Ofer Sela, a partner in KPMG Somekh Chaikin’s Technology group, said, “The US capital markets continue to be a major driver of greater venture capital investment, with substantial funds being directed to revenue growth companies. Financing rounds are being led by foreign investors including corporate VCs from the US and China, which are evaluating investments on strategic as well as financial levels. Locally based VCs are focusing on early-stage companies, playing a major role in defining products and solutions. This role continues to be a critical one in the local eco-system.
“Transaction volume in 2014 is a strong indicator of the maturity and global interest in Israel’s technology industry. In order to maintain this trend, we believe that the Israeli Government should intervene in order to allow Israeli institutional investors to participate in the technology industry as limited partners in local venture capital funds.”
“In the third quarter of 2014, the Internet sector led investments with 40 companies accounting for $213 million, or 30% of total capital raised. This was the second largest amount raised by Internet companies in six years and significantly higher than the $149 million (16%) attracted by 49 companies in the second quarter of 2014 and the $181 million (27%) raised by 47 companies in the third quarter of 2013.
In the first three quarters of 2014, Internet companies continued to lead capital raising and accounted for $622 million (27%), the largest amount raised by the Internet sector in a three-quarter period since 2009. This compared with $337 million raised in the first three quarters of 2013 (when the sector led all investments with a 22% share) and $258 million (19%) in the first three quarters of 2012.
In the third quarter of 2014, seed companies attracted $60 million or 9% of capital raised, a welcome increase from the 4% and 3% in the second quarter of 2014 and the third quarter of 2013, respectively.
In the first three quarters of 2014, late stage companies accounted for $954 million or 41% of total capital raised, while seed companies raised $135 million or 6% of capital.
The survey reviews capital raised by Israeli high-tech companies from Israeli and foreign venture capital funds as well as other investors, such as investment companies, corporate investors, incubators and angels. It is based on reports from 93 investors, of which 40 were Israeli VC management companies and 53 were other entities.

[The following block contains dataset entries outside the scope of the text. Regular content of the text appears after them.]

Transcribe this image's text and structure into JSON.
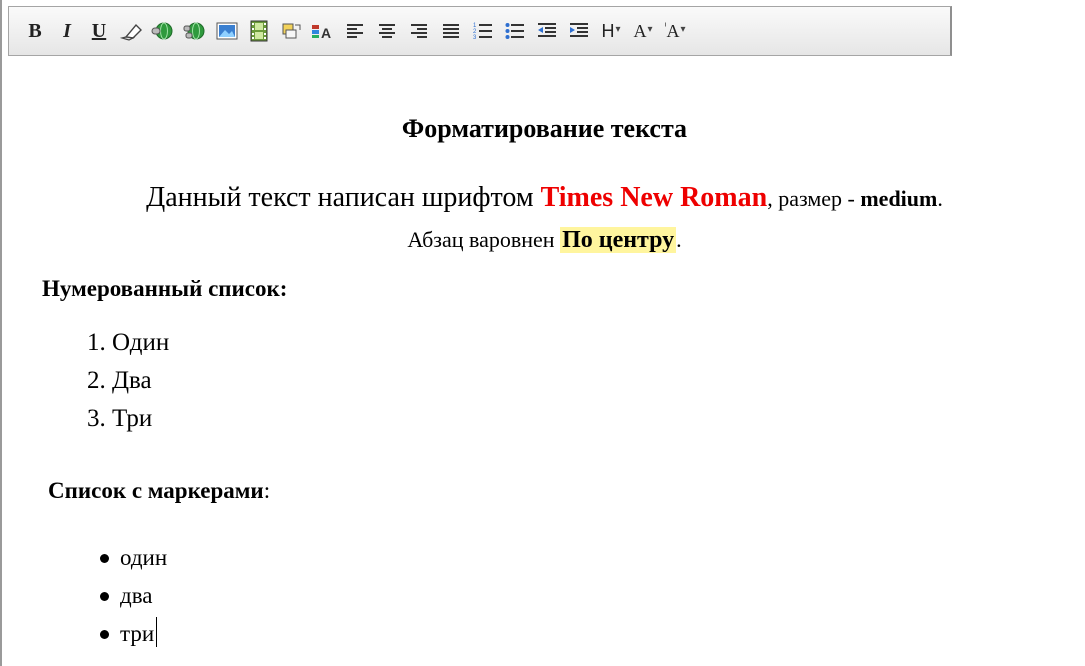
{
  "toolbar": {
    "bold_label": "B",
    "italic_label": "I",
    "underline_label": "U",
    "heading_label": "H",
    "font_size_label": "A",
    "font_color_label": "A",
    "dropdown_glyph": "▾",
    "icons": [
      "eraser-icon",
      "link-icon",
      "unlink-icon",
      "image-icon",
      "video-icon",
      "paint-icon",
      "text-color-icon",
      "align-left-icon",
      "align-center-icon",
      "align-right-icon",
      "align-justify-icon",
      "numbered-list-icon",
      "bulleted-list-icon",
      "outdent-icon",
      "indent-icon"
    ]
  },
  "document": {
    "title": "Форматирование текста",
    "para1_a": "Данный текст написан шрифтом ",
    "para1_font": "Times New Roman",
    "para1_b": ", размер - ",
    "para1_size": "medium",
    "para1_c": ".",
    "para2_a": "Абзац варовнен ",
    "para2_hl": "По центру",
    "para2_c": ".",
    "numbered_heading": "Нумерованный список:",
    "numbered_items": [
      "Один",
      "Два",
      "Три"
    ],
    "bulleted_heading": "Список с маркерами",
    "bulleted_heading_colon": ":",
    "bulleted_items": [
      "один",
      "два",
      "три"
    ]
  },
  "colors": {
    "red_text": "#ee0000",
    "highlight": "#fff59e",
    "toolbar_bg": "#e6e6e6"
  }
}
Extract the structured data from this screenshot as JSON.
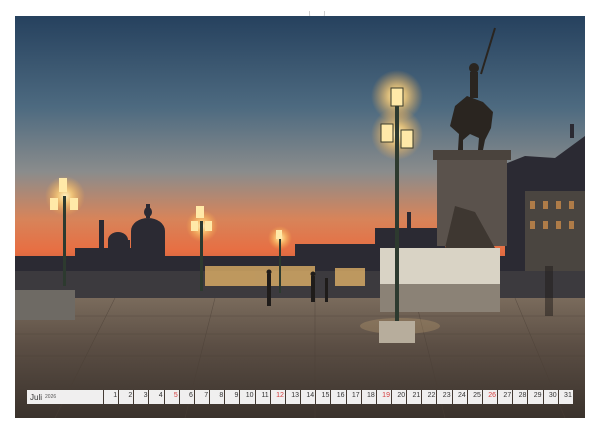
{
  "calendar": {
    "month": "Juli",
    "year": "2026",
    "days": [
      "1",
      "2",
      "3",
      "4",
      "5",
      "6",
      "7",
      "8",
      "9",
      "10",
      "11",
      "12",
      "13",
      "14",
      "15",
      "16",
      "17",
      "18",
      "19",
      "20",
      "21",
      "22",
      "23",
      "24",
      "25",
      "26",
      "27",
      "28",
      "29",
      "30",
      "31"
    ],
    "sunday_color": "#d43c3c"
  },
  "photo": {
    "subject": "Venice waterfront at dusk with lit street lamps, equestrian statue and Santa Maria della Salute dome",
    "sky_top": "#2f4e6b",
    "sky_horizon": "#e8774a",
    "lamp_glow": "#ffd27a"
  }
}
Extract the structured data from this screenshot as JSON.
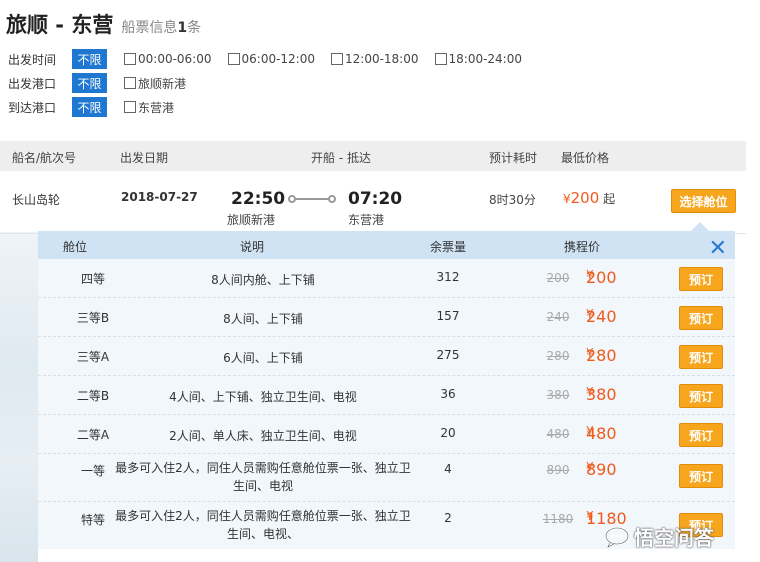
{
  "header": {
    "route": "旅顺 - 东营",
    "info_prefix": "船票信息",
    "info_count": "1",
    "info_suffix": "条"
  },
  "filters": [
    {
      "label": "出发时间",
      "tag": "不限",
      "options": [
        "00:00-06:00",
        "06:00-12:00",
        "12:00-18:00",
        "18:00-24:00"
      ]
    },
    {
      "label": "出发港口",
      "tag": "不限",
      "options": [
        "旅顺新港"
      ]
    },
    {
      "label": "到达港口",
      "tag": "不限",
      "options": [
        "东营港"
      ]
    }
  ],
  "list_header": {
    "ship": "船名/航次号",
    "date": "出发日期",
    "times": "开船 - 抵达",
    "duration": "预计耗时",
    "min_price": "最低价格"
  },
  "route": {
    "ship_name": "长山岛轮",
    "date": "2018-07-27",
    "depart_time": "22:50",
    "depart_port": "旅顺新港",
    "arrive_time": "07:20",
    "arrive_port": "东营港",
    "duration": "8时30分",
    "currency": "¥",
    "price": "200",
    "price_suffix": "起",
    "select_label": "选择舱位"
  },
  "seat_panel": {
    "headers": {
      "class": "舱位",
      "desc": "说明",
      "tickets": "余票量",
      "price": "携程价"
    },
    "close_icon": "close-icon",
    "book_label": "预订",
    "currency": "¥",
    "rows": [
      {
        "class": "四等",
        "desc": "8人间内舱、上下铺",
        "tickets": "312",
        "old_price": "200",
        "price": "200"
      },
      {
        "class": "三等B",
        "desc": "8人间、上下铺",
        "tickets": "157",
        "old_price": "240",
        "price": "240"
      },
      {
        "class": "三等A",
        "desc": "6人间、上下铺",
        "tickets": "275",
        "old_price": "280",
        "price": "280"
      },
      {
        "class": "二等B",
        "desc": "4人间、上下铺、独立卫生间、电视",
        "tickets": "36",
        "old_price": "380",
        "price": "380"
      },
      {
        "class": "二等A",
        "desc": "2人间、单人床、独立卫生间、电视",
        "tickets": "20",
        "old_price": "480",
        "price": "480"
      },
      {
        "class": "一等",
        "desc": "最多可入住2人，同住人员需购任意舱位票一张、独立卫生间、电视",
        "tickets": "4",
        "old_price": "890",
        "price": "890"
      },
      {
        "class": "特等",
        "desc": "最多可入住2人，同住人员需购任意舱位票一张、独立卫生间、电视、",
        "tickets": "2",
        "old_price": "1180",
        "price": "1180"
      }
    ]
  },
  "watermark": {
    "text": "悟空问答"
  },
  "colors": {
    "accent_blue": "#1e78d2",
    "orange_button": "#f7a51c",
    "price_orange": "#f05a1a",
    "panel_bg": "#f2f7fc",
    "panel_header": "#cfe3f5"
  }
}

The survey covered total investment in the Israeli venture capital sector, including both VC-backed rounds where at least one investor participating in the round was a VC fund, as well as deals not backed by venture capital funds.